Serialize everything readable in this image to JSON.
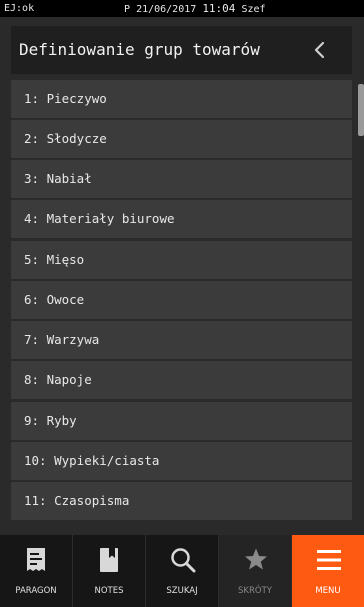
{
  "status_bar": {
    "left": "EJ:ok",
    "mode": "P",
    "date": "21/06/2017",
    "time": "11:04",
    "user": "Szef"
  },
  "header": {
    "title": "Definiowanie grup towarów",
    "back_icon": "chevron-left-icon"
  },
  "groups": [
    "1: Pieczywo",
    "2: Słodycze",
    "3: Nabiał",
    "4: Materiały biurowe",
    "5: Mięso",
    "6: Owoce",
    "7: Warzywa",
    "8: Napoje",
    "9: Ryby",
    "10: Wypieki/ciasta",
    "11: Czasopisma"
  ],
  "bottom_nav": [
    {
      "label": "PARAGON",
      "icon": "receipt-icon",
      "state": "normal"
    },
    {
      "label": "NOTES",
      "icon": "notebook-icon",
      "state": "normal"
    },
    {
      "label": "SZUKAJ",
      "icon": "search-icon",
      "state": "normal"
    },
    {
      "label": "SKRÓTY",
      "icon": "star-icon",
      "state": "disabled"
    },
    {
      "label": "MENU",
      "icon": "menu-icon",
      "state": "active"
    }
  ],
  "colors": {
    "background": "#2a2a2a",
    "item_background": "#3b3b3b",
    "header_background": "#1f1f1f",
    "accent": "#ff5a12"
  }
}
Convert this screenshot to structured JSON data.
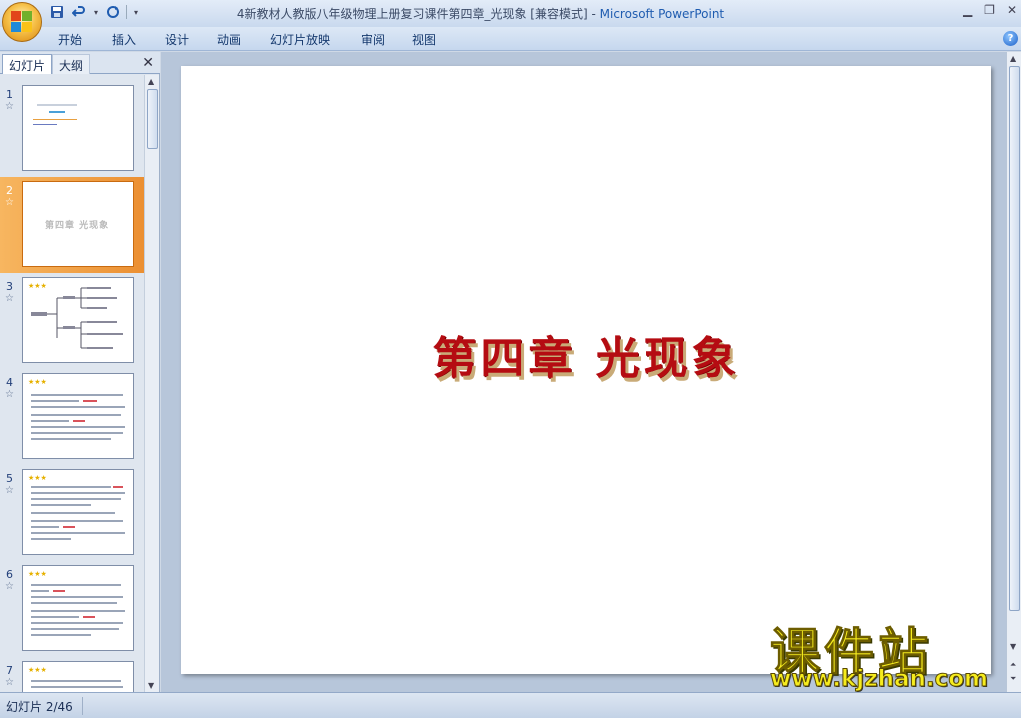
{
  "window": {
    "title_doc": "4新教材人教版八年级物理上册复习课件第四章_光现象 [兼容模式]",
    "title_sep": " - ",
    "title_app": "Microsoft PowerPoint"
  },
  "ribbon": {
    "tabs": [
      "开始",
      "插入",
      "设计",
      "动画",
      "幻灯片放映",
      "审阅",
      "视图"
    ]
  },
  "left_panel": {
    "tabs": {
      "slides": "幻灯片",
      "outline": "大纲"
    },
    "thumbnails": [
      {
        "num": "1",
        "star": "☆"
      },
      {
        "num": "2",
        "star": "☆",
        "text": "第四章 光现象"
      },
      {
        "num": "3",
        "star": "☆"
      },
      {
        "num": "4",
        "star": "☆"
      },
      {
        "num": "5",
        "star": "☆"
      },
      {
        "num": "6",
        "star": "☆"
      },
      {
        "num": "7",
        "star": "☆"
      }
    ]
  },
  "slide": {
    "title": "第四章 光现象"
  },
  "watermark": {
    "line1": "课件站",
    "line2": "www.kjzhan.com"
  },
  "statusbar": {
    "slide_info": "幻灯片 2/46"
  },
  "colors": {
    "title_red": "#b50c12",
    "selected_thumb": "#eb8f32",
    "watermark_yellow": "#f6ec1e"
  }
}
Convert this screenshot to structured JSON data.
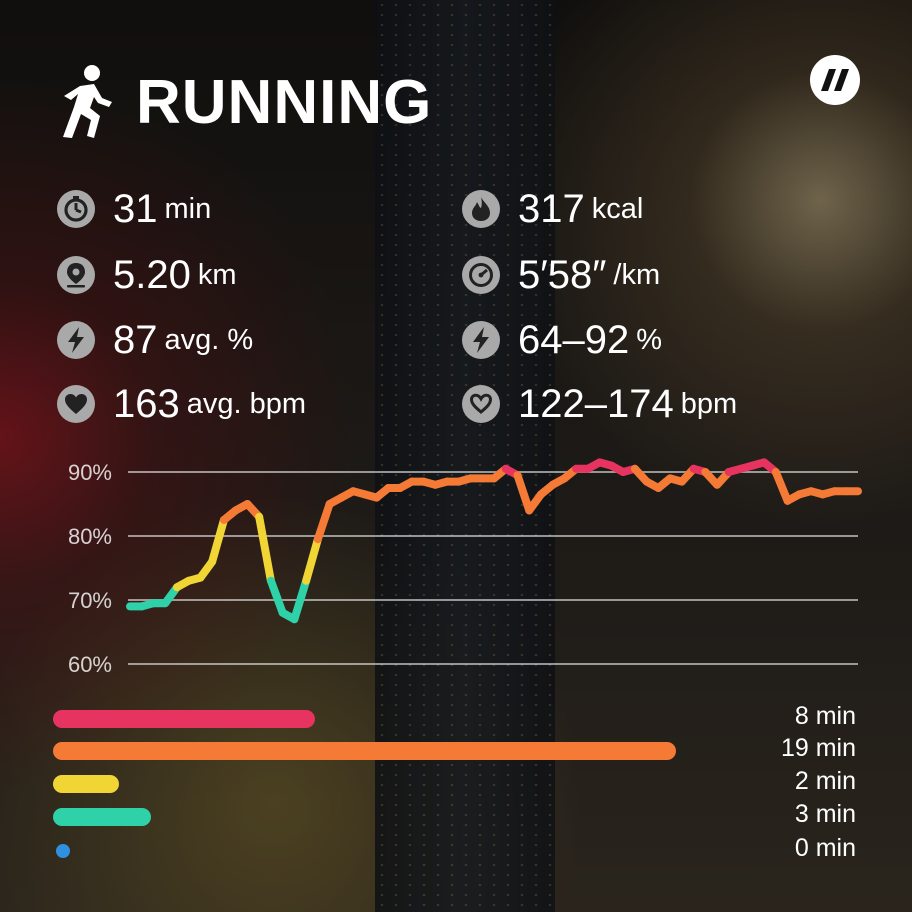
{
  "header": {
    "title": "RUNNING",
    "activity_icon": "running-person-icon",
    "brand_icon": "double-slash-logo-icon"
  },
  "stats": [
    {
      "icon": "stopwatch-icon",
      "value": "31",
      "unit": "min"
    },
    {
      "icon": "flame-icon",
      "value": "317",
      "unit": "kcal"
    },
    {
      "icon": "location-pin-icon",
      "value": "5.20",
      "unit": "km"
    },
    {
      "icon": "speedometer-icon",
      "value": "5′58″",
      "unit": "/km"
    },
    {
      "icon": "lightning-icon",
      "value": "87",
      "unit": "avg. %"
    },
    {
      "icon": "lightning-icon",
      "value": "64–92",
      "unit": "%"
    },
    {
      "icon": "heart-icon",
      "value": "163",
      "unit": "avg. bpm"
    },
    {
      "icon": "heart-outline-icon",
      "value": "122–174",
      "unit": "bpm"
    }
  ],
  "chart_data": {
    "type": "line",
    "ylim": [
      60,
      92
    ],
    "y_ticks": [
      "90%",
      "80%",
      "70%",
      "60%"
    ],
    "y_tick_values": [
      90,
      80,
      70,
      60
    ],
    "grid": true,
    "x": [
      0,
      0.5,
      1,
      1.5,
      2,
      2.5,
      3,
      3.5,
      4,
      4.5,
      5,
      5.5,
      6,
      6.5,
      7,
      7.5,
      8,
      8.5,
      9,
      9.5,
      10,
      10.5,
      11,
      11.5,
      12,
      12.5,
      13,
      13.5,
      14,
      14.5,
      15,
      15.5,
      16,
      16.5,
      17,
      17.5,
      18,
      18.5,
      19,
      19.5,
      20,
      20.5,
      21,
      21.5,
      22,
      22.5,
      23,
      23.5,
      24,
      24.5,
      25,
      25.5,
      26,
      26.5,
      27,
      27.5,
      28,
      28.5,
      29,
      29.5,
      30,
      30.5,
      31
    ],
    "values": [
      69,
      69,
      69.5,
      69.5,
      72,
      73,
      73.5,
      76,
      82.5,
      84,
      85,
      83,
      73,
      68,
      67,
      73,
      79.5,
      85,
      86,
      87,
      86.5,
      86,
      87.5,
      87.5,
      88.5,
      88.5,
      88,
      88.5,
      88.5,
      89,
      89,
      89,
      90.5,
      89.5,
      84,
      86.5,
      88,
      89,
      90.5,
      90.5,
      91.5,
      91,
      90,
      90.5,
      88.5,
      87.5,
      89,
      88.5,
      90.5,
      90,
      88,
      90,
      90.5,
      91,
      91.5,
      90,
      85.5,
      86.5,
      87,
      86.5,
      87,
      87,
      87
    ],
    "zone_colors": {
      "90": "#e6335f",
      "80": "#f47a35",
      "72": "#f1d534",
      "0": "#2fd1a8"
    }
  },
  "zones": [
    {
      "label": "8 min",
      "minutes": 8,
      "color": "#e6335f"
    },
    {
      "label": "19 min",
      "minutes": 19,
      "color": "#f47a35"
    },
    {
      "label": "2 min",
      "minutes": 2,
      "color": "#f1d534"
    },
    {
      "label": "3 min",
      "minutes": 3,
      "color": "#2fd1a8"
    },
    {
      "label": "0 min",
      "minutes": 0,
      "color": "#2f8fe0"
    }
  ]
}
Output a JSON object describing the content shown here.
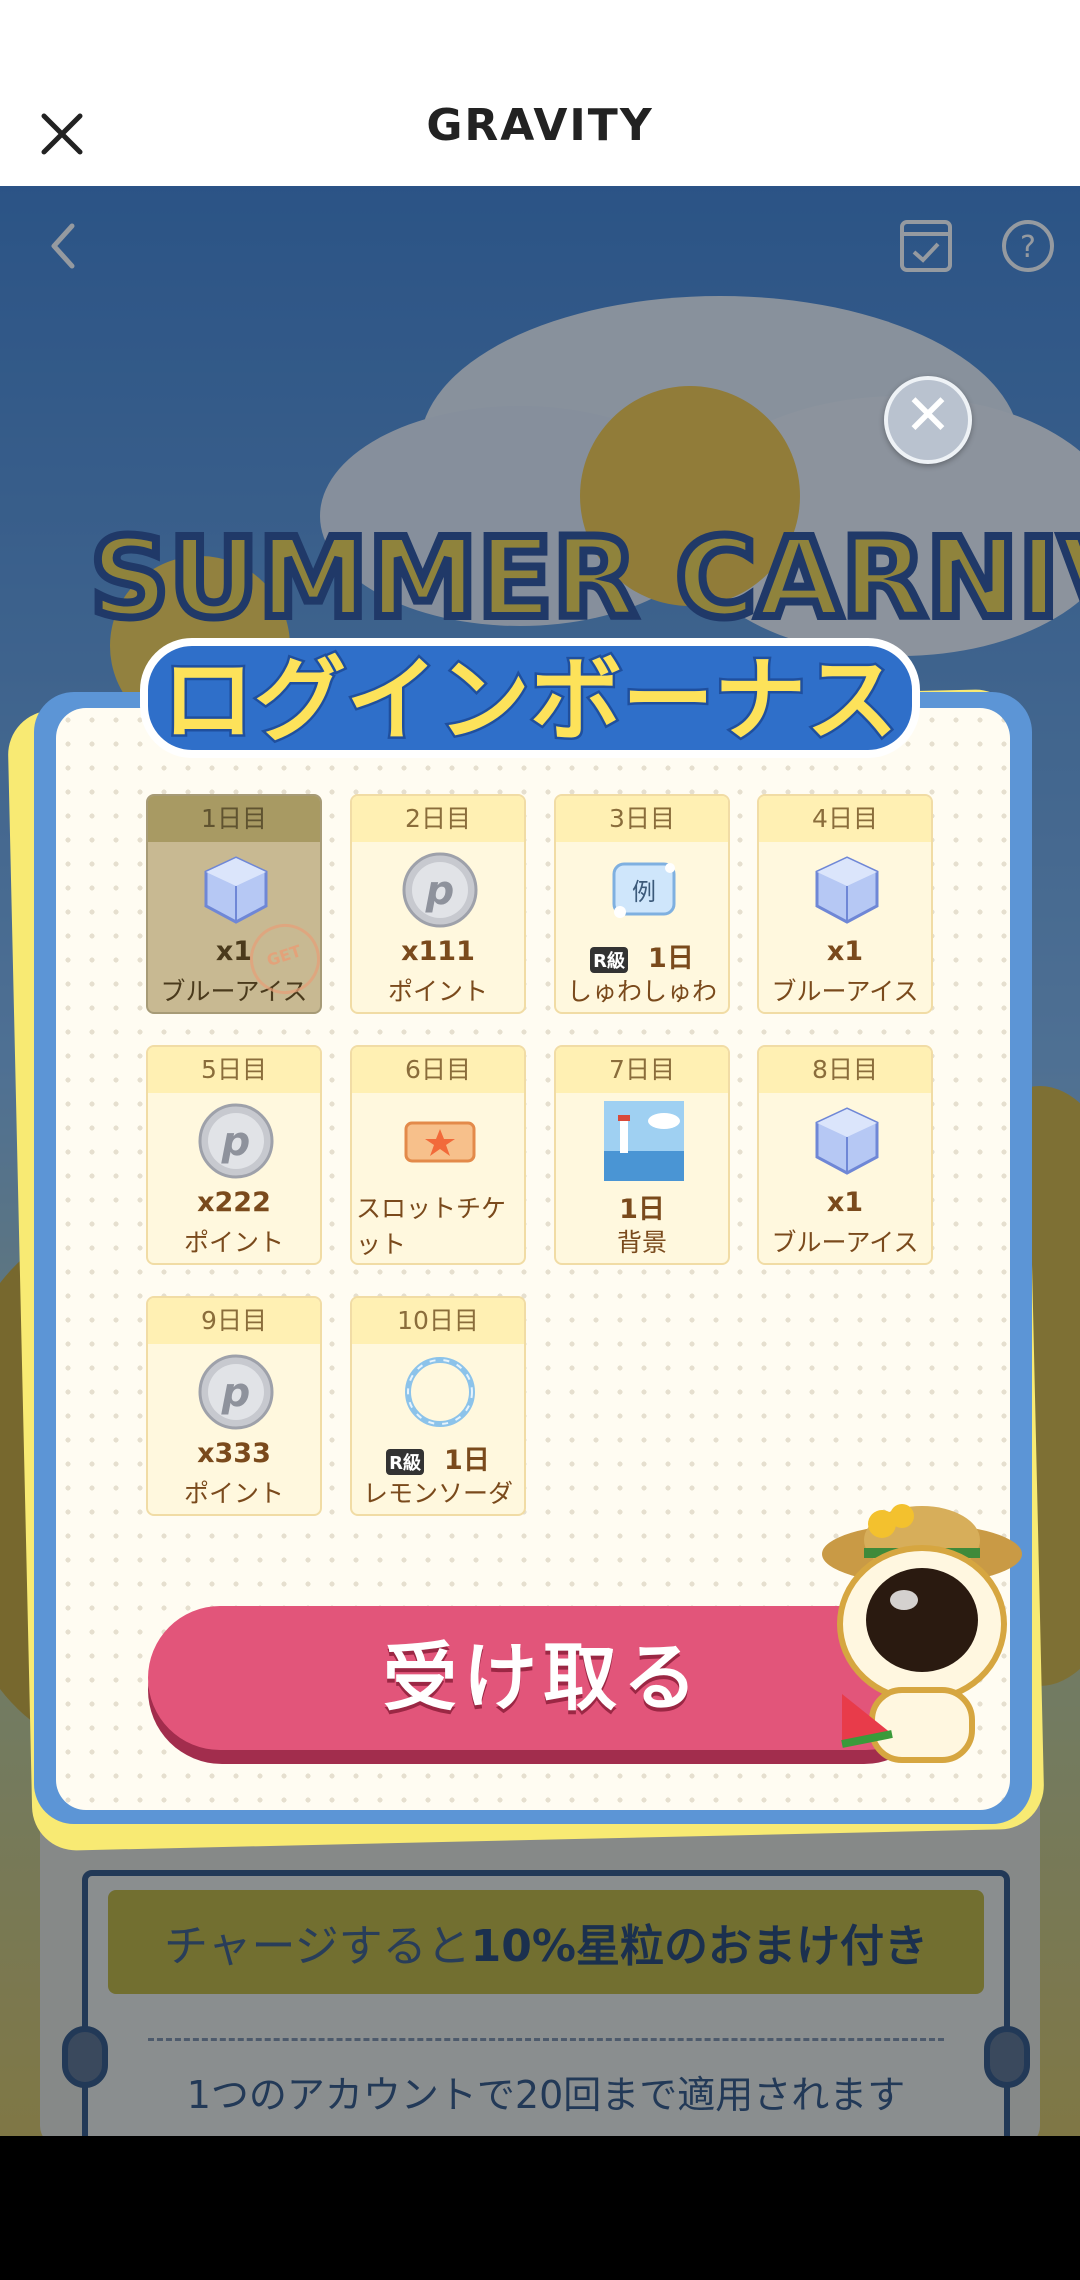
{
  "header": {
    "title": "GRAVITY",
    "close_icon": "close-icon"
  },
  "page": {
    "back_icon": "back-chevron-icon",
    "check_icon": "checklist-icon",
    "help_icon": "help-icon",
    "banner_text": "SUMMER CARNIVAL"
  },
  "charge": {
    "text_plain": "チャージすると",
    "text_bold": "10%星粒のおまけ付き",
    "note": "1つのアカウントで20回まで適用されます"
  },
  "modal": {
    "title": "ログインボーナス",
    "close_icon": "close-icon",
    "receive_button": "受け取る",
    "cards": [
      {
        "day": "1日目",
        "icon": "blue-ice-icon",
        "amount": "x1",
        "name": "ブルーアイス",
        "claimed": true,
        "stamp": "GET"
      },
      {
        "day": "2日目",
        "icon": "point-coin-icon",
        "amount": "x111",
        "name": "ポイント"
      },
      {
        "day": "3日目",
        "icon": "example-card-icon",
        "icon_text": "例",
        "badge": "R級",
        "amount": "1日",
        "name": "しゅわしゅわ"
      },
      {
        "day": "4日目",
        "icon": "blue-ice-icon",
        "amount": "x1",
        "name": "ブルーアイス"
      },
      {
        "day": "5日目",
        "icon": "point-coin-icon",
        "amount": "x222",
        "name": "ポイント"
      },
      {
        "day": "6日目",
        "icon": "slot-ticket-icon",
        "amount": "",
        "name": "スロットチケット"
      },
      {
        "day": "7日目",
        "icon": "lighthouse-background-icon",
        "amount": "1日",
        "name": "背景"
      },
      {
        "day": "8日目",
        "icon": "blue-ice-icon",
        "amount": "x1",
        "name": "ブルーアイス"
      },
      {
        "day": "9日目",
        "icon": "point-coin-icon",
        "amount": "x333",
        "name": "ポイント"
      },
      {
        "day": "10日目",
        "icon": "lemon-soda-frame-icon",
        "badge": "R級",
        "amount": "1日",
        "name": "レモンソーダ"
      }
    ]
  },
  "colors": {
    "accent_pink": "#e2557a",
    "modal_blue": "#5c95d6",
    "modal_yellow": "#f8ea73",
    "title_blue": "#2f6fc9"
  }
}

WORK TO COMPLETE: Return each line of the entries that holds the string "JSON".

ANSWER BOX:
Serialize everything readable in this image to JSON.
Convert this screenshot to structured JSON data.
Convert this screenshot to structured JSON data.
Output a JSON object describing the content shown here.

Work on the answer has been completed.